The point is that fish farms are a speculative boom bust industry. They are not about jobs and revenue, because the employees get fired right away in bust periods. More employment is lost when the big companies move to food machines and 24 hour lights. This happens all around the world. Fish farms are not about revenue and employment, they are a net negative to economies because they do not pay for their sewage costs. 
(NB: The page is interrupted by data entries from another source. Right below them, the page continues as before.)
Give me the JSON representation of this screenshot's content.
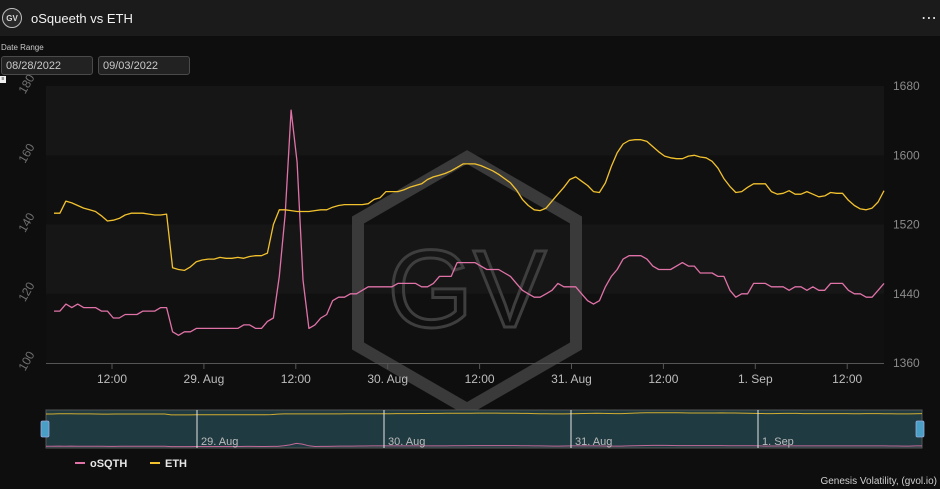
{
  "header": {
    "logo_text": "GV",
    "title": "oSqueeth vs ETH",
    "menu_label": "⋯"
  },
  "date_range": {
    "label": "Date Range",
    "start": "08/28/2022",
    "end": "09/03/2022"
  },
  "tiny_marker": "≡",
  "watermark": "GV",
  "credit": "Genesis Volatility, (gvol.io)",
  "colors": {
    "osqth": "#e072a8",
    "eth": "#f2c12e",
    "background": "#0e0e0e",
    "navigator_fill": "#1f3a40"
  },
  "chart_data": {
    "type": "line",
    "x_labels": [
      "12:00",
      "29. Aug",
      "12:00",
      "30. Aug",
      "12:00",
      "31. Aug",
      "12:00",
      "1. Sep",
      "12:00"
    ],
    "navigator_labels": [
      "29. Aug",
      "30. Aug",
      "31. Aug",
      "1. Sep"
    ],
    "y_left": {
      "ticks": [
        100,
        120,
        140,
        160,
        180
      ],
      "range": [
        100,
        180
      ]
    },
    "y_right": {
      "ticks": [
        1360,
        1440,
        1520,
        1600,
        1680
      ],
      "range": [
        1360,
        1680
      ]
    },
    "legend_position": "bottom-left",
    "series": [
      {
        "name": "oSQTH",
        "axis": "left",
        "color": "#e072a8",
        "values": [
          115,
          115,
          117,
          116,
          117,
          116,
          116,
          116,
          115,
          115,
          113,
          113,
          114,
          114,
          114,
          115,
          115,
          115,
          116,
          116,
          109,
          108,
          109,
          109,
          110,
          110,
          110,
          110,
          110,
          110,
          110,
          110,
          111,
          111,
          110,
          110,
          112,
          113,
          125,
          143,
          173,
          158,
          124,
          110,
          111,
          113,
          114,
          118,
          119,
          119,
          120,
          120,
          121,
          122,
          122,
          122,
          122,
          122,
          123,
          123,
          123,
          123,
          122,
          122,
          123,
          125,
          125,
          125,
          129,
          129,
          129,
          129,
          128,
          127,
          127,
          127,
          126,
          125,
          123,
          121,
          120,
          119,
          119,
          120,
          121,
          123,
          122,
          122,
          122,
          120,
          118,
          117,
          118,
          122,
          125,
          127,
          130,
          131,
          131,
          131,
          130,
          128,
          127,
          127,
          127,
          128,
          129,
          128,
          128,
          126,
          126,
          126,
          125,
          125,
          121,
          119,
          120,
          120,
          123,
          123,
          123,
          122,
          122,
          122,
          121,
          122,
          122,
          121,
          122,
          121,
          121,
          123,
          123,
          123,
          121,
          120,
          120,
          119,
          119,
          121,
          123
        ]
      },
      {
        "name": "ETH",
        "axis": "right",
        "color": "#f2c12e",
        "values": [
          1533,
          1533,
          1547,
          1545,
          1542,
          1539,
          1537,
          1535,
          1530,
          1524,
          1525,
          1527,
          1531,
          1533,
          1533,
          1533,
          1532,
          1531,
          1531,
          1532,
          1470,
          1468,
          1467,
          1471,
          1477,
          1479,
          1480,
          1480,
          1482,
          1481,
          1481,
          1482,
          1481,
          1483,
          1484,
          1484,
          1487,
          1520,
          1537,
          1537,
          1536,
          1535,
          1535,
          1535,
          1536,
          1537,
          1537,
          1540,
          1542,
          1543,
          1543,
          1543,
          1543,
          1544,
          1549,
          1551,
          1558,
          1558,
          1558,
          1560,
          1563,
          1565,
          1567,
          1572,
          1575,
          1577,
          1579,
          1582,
          1586,
          1590,
          1590,
          1590,
          1588,
          1585,
          1582,
          1578,
          1573,
          1568,
          1560,
          1549,
          1542,
          1537,
          1536,
          1539,
          1547,
          1555,
          1563,
          1572,
          1575,
          1570,
          1565,
          1558,
          1557,
          1568,
          1587,
          1603,
          1613,
          1617,
          1618,
          1618,
          1616,
          1610,
          1604,
          1599,
          1597,
          1596,
          1596,
          1599,
          1600,
          1598,
          1597,
          1593,
          1585,
          1573,
          1564,
          1557,
          1558,
          1563,
          1567,
          1567,
          1567,
          1558,
          1555,
          1556,
          1559,
          1555,
          1555,
          1558,
          1555,
          1552,
          1553,
          1557,
          1556,
          1556,
          1548,
          1542,
          1538,
          1537,
          1539,
          1546,
          1559
        ]
      }
    ]
  }
}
In fact, fish farms put out more sewage than the entire human population in many countries where they operate (Norway, Scotland, Canada). In BC that is more than the entire human population of 4.6 million people. My calculation is that we BC taxpayers are on the hook for $10.4 billion in sewage costs that fish farms don't clean up, which they can completely eliminate by coming on land.

In Chilie, the farms, trying to stay ahead of ISA are buying up pristine Patagonia sites and moving into better water because the rest of Chile is so polluted with fish farm diseases, lice, escapes – up to four million salmon per year - chemicals and sewage.

See this article for a good, wide ranging discussion of the competitive issues faced in this boom bust industry:

This following article quotes that Norwegian salmon prices are slumping in the USA, and reconfirms that Norwegian prices are slumping in France.

Fish farms need to be on land or go back to Norway.

Here is an update to Jan 24, 2015: Norway prices ‘bloodbath’.
Norwegian salmon prices fall sharply. Industry players talk of yet another ‘bloodbath’ as prices for Atlantic salmon drop to new lows.

In other words, Norwegian style in-ocean fish farms are a boom bust industry.